Exercise —
Omit the pictures. Print each entry below exactly.
■ ■ ■ ■ ■
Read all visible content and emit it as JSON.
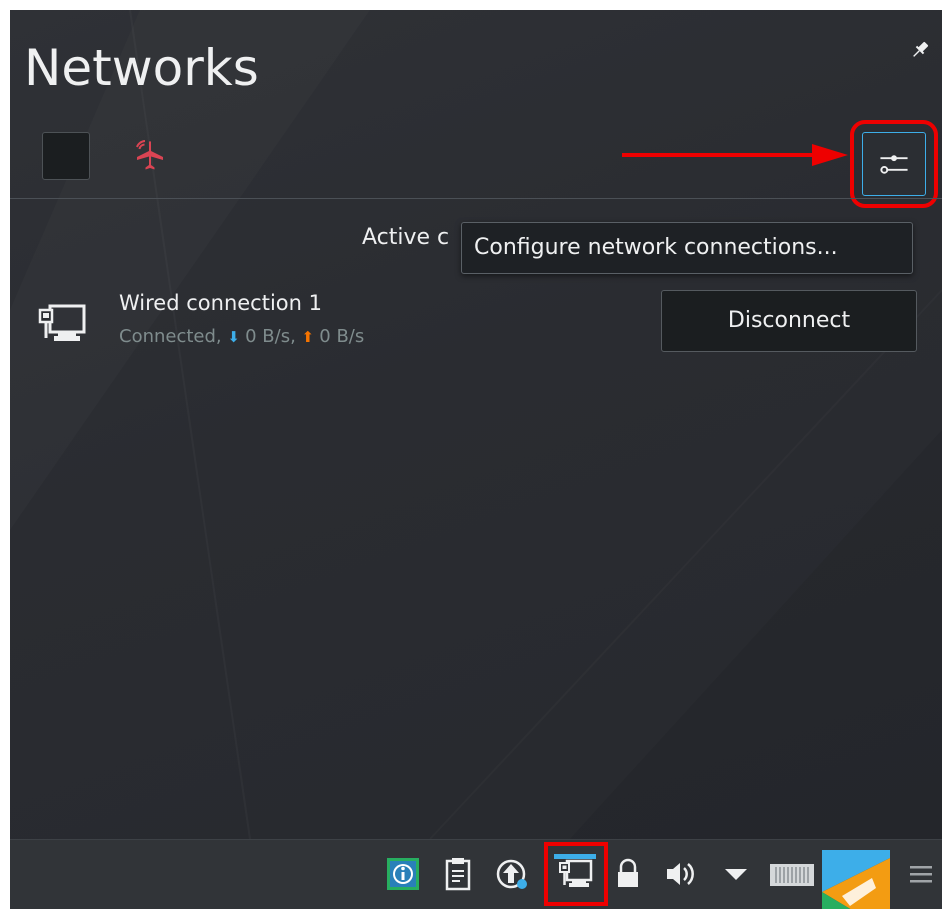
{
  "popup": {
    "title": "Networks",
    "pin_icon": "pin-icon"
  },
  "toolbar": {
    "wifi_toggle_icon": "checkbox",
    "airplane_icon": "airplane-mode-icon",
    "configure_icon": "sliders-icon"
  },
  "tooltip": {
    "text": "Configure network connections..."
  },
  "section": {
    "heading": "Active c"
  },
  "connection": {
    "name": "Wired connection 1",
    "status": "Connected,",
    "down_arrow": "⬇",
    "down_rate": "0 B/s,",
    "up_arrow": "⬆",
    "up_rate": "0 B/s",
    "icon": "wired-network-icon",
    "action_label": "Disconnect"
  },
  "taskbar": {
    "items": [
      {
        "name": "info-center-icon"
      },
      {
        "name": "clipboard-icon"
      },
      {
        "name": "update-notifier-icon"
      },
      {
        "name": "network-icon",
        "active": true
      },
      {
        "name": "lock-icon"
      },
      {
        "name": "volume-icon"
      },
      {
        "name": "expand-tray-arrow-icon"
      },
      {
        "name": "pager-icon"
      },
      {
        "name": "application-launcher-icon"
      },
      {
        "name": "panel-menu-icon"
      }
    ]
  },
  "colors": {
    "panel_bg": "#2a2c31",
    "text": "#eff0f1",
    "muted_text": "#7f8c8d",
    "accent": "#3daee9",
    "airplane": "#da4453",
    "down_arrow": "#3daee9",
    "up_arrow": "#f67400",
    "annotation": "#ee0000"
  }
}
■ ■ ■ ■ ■
Response to this task —
Read all visible content and emit it as JSON.
{
  "popup": {
    "title": "Networks",
    "pin_icon": "pin-icon"
  },
  "toolbar": {
    "wifi_toggle_icon": "checkbox",
    "airplane_icon": "airplane-mode-icon",
    "configure_icon": "sliders-icon"
  },
  "tooltip": {
    "text": "Configure network connections..."
  },
  "section": {
    "heading": "Active c"
  },
  "connection": {
    "name": "Wired connection 1",
    "status": "Connected,",
    "down_arrow": "⬇",
    "down_rate": "0 B/s,",
    "up_arrow": "⬆",
    "up_rate": "0 B/s",
    "icon": "wired-network-icon",
    "action_label": "Disconnect"
  },
  "taskbar": {
    "items": [
      {
        "name": "info-center-icon"
      },
      {
        "name": "clipboard-icon"
      },
      {
        "name": "update-notifier-icon"
      },
      {
        "name": "network-icon",
        "active": true
      },
      {
        "name": "lock-icon"
      },
      {
        "name": "volume-icon"
      },
      {
        "name": "expand-tray-arrow-icon"
      },
      {
        "name": "pager-icon"
      },
      {
        "name": "application-launcher-icon"
      },
      {
        "name": "panel-menu-icon"
      }
    ]
  },
  "colors": {
    "panel_bg": "#2a2c31",
    "text": "#eff0f1",
    "muted_text": "#7f8c8d",
    "accent": "#3daee9",
    "airplane": "#da4453",
    "down_arrow": "#3daee9",
    "up_arrow": "#f67400",
    "annotation": "#ee0000"
  }
}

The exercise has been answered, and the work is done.